Among the exemplars in this field is Paul Reeves. His labels Sam Pig In Love and Alkasura Wholesale and Fulham Road store The Universal Witness proved a magnet for stars such as The Beatles, The Stones, Hendrix and Led Zeppelin and David Bowie in the late 60s and early 70s.
//From Ideal Home magazine 1976//
Reeves – whose The Best Of British Design auction and exhibition opens at Sotheby’s next week – made his break from fashion retailing in 1973 with a very unusual money-no-object commission; the awesome Led Zep manager Peter Grant invited him to refurbish his new Kensington mews house from top-to-bottom.
//From The Observer magazine 1975//
The job took nearly two years, at a time when the 6ft 5in Grant (who died in 1995) was travelling the world with the biggest-selling rock group of all time.”I told him I’d only do it if he didn’t come near,” Reeves says in THE LOOK. “I involved friends from the Royal College and we did everything from cutlery to textiles.”

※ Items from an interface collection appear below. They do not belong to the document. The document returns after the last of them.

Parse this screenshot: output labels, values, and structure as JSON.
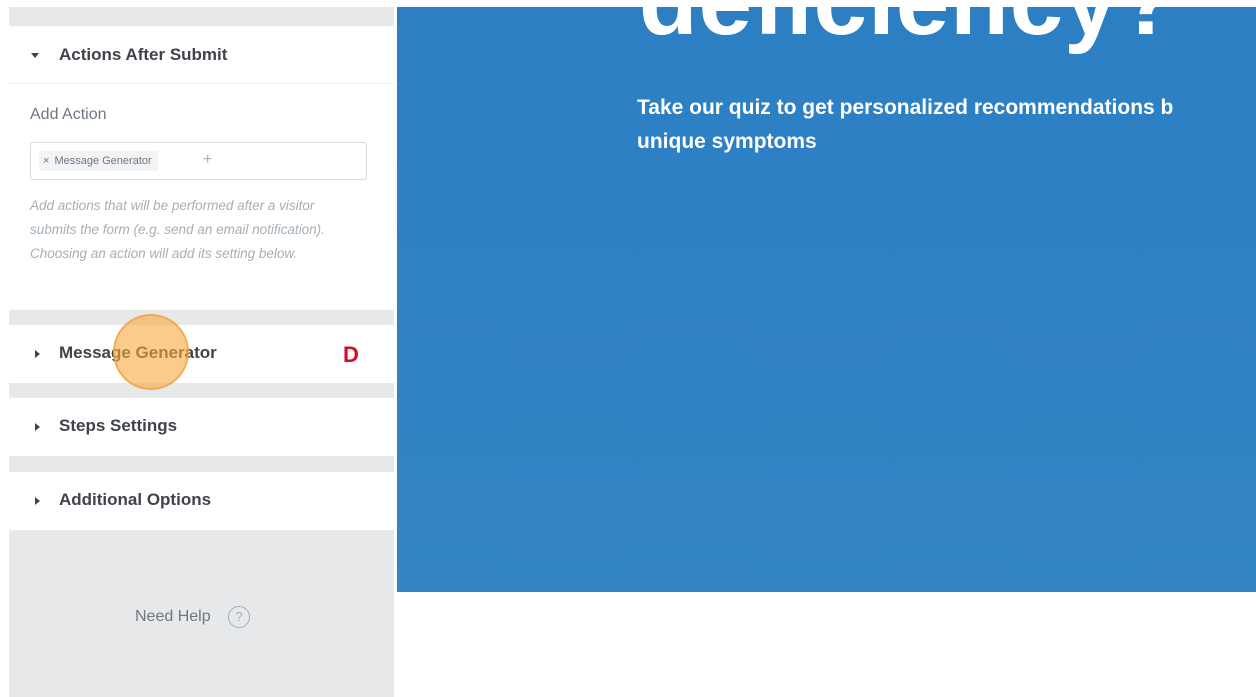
{
  "sidebar": {
    "actions_section": {
      "title": "Actions After Submit",
      "add_action_label": "Add Action",
      "selected_tag": "Message Generator",
      "tag_remove_icon": "×",
      "add_tag_icon": "+",
      "help_text": "Add actions that will be performed after a visitor submits the form (e.g. send an email notification). Choosing an action will add its setting below."
    },
    "sections": [
      {
        "title": "Message Generator",
        "badge": "D"
      },
      {
        "title": "Steps Settings"
      },
      {
        "title": "Additional Options"
      }
    ],
    "need_help": "Need Help",
    "help_icon": "?"
  },
  "collapse_tab": {
    "icon": "‹"
  },
  "preview": {
    "heading_fragment": "deficiency?",
    "subtitle": "Take our quiz to get personalized recommendations b\nunique symptoms",
    "colors": {
      "hero_bg": "#2c7fc3",
      "panel_bg": "#e6e8ea",
      "accent": "#d30c24"
    }
  }
}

Prominent among Reeves’ collaborators was architect and artist Jon Wealleans; when the job was finished the pair were featured in The Observer and Ideal Home magazines, excerpts from which THE LOOK exclusively features today after more than three decades.
The scale of the undertaking is impressive; every detail of every room has been addressed, often to dizzying effect. Wealleans created a plaster-covered spiral staircase and furniture which drew on Ettore Sotsass’ Memphis design collective. One of the tables was supported by cylindrical legs made of Lalique glass.
Both Wealleans and Reeves recall the trepidation they felt when Grant – whose fearsome reputation was backed up by his hulking frame (he was 23 stone by the time he was 23 and had been a wrestler and bouncer in his time) – finally viewed the job.
//Peter Grant on the road with Led Zep 1974. Pic: Bob Gruen//
“I opened the door and it may be a cliché, but he literally blotted out the sun,” laughs Wealleans. Reeves, meanwhile, had prudently put some champagne on ice. “He spent around five minutes looking around, not saying a word,” says Reeves.”Then he pronounced. ‘I gotta say Paul…it’s fucking amazing!’ We got the champagne out and a couple of grams of coke and everything was alright!”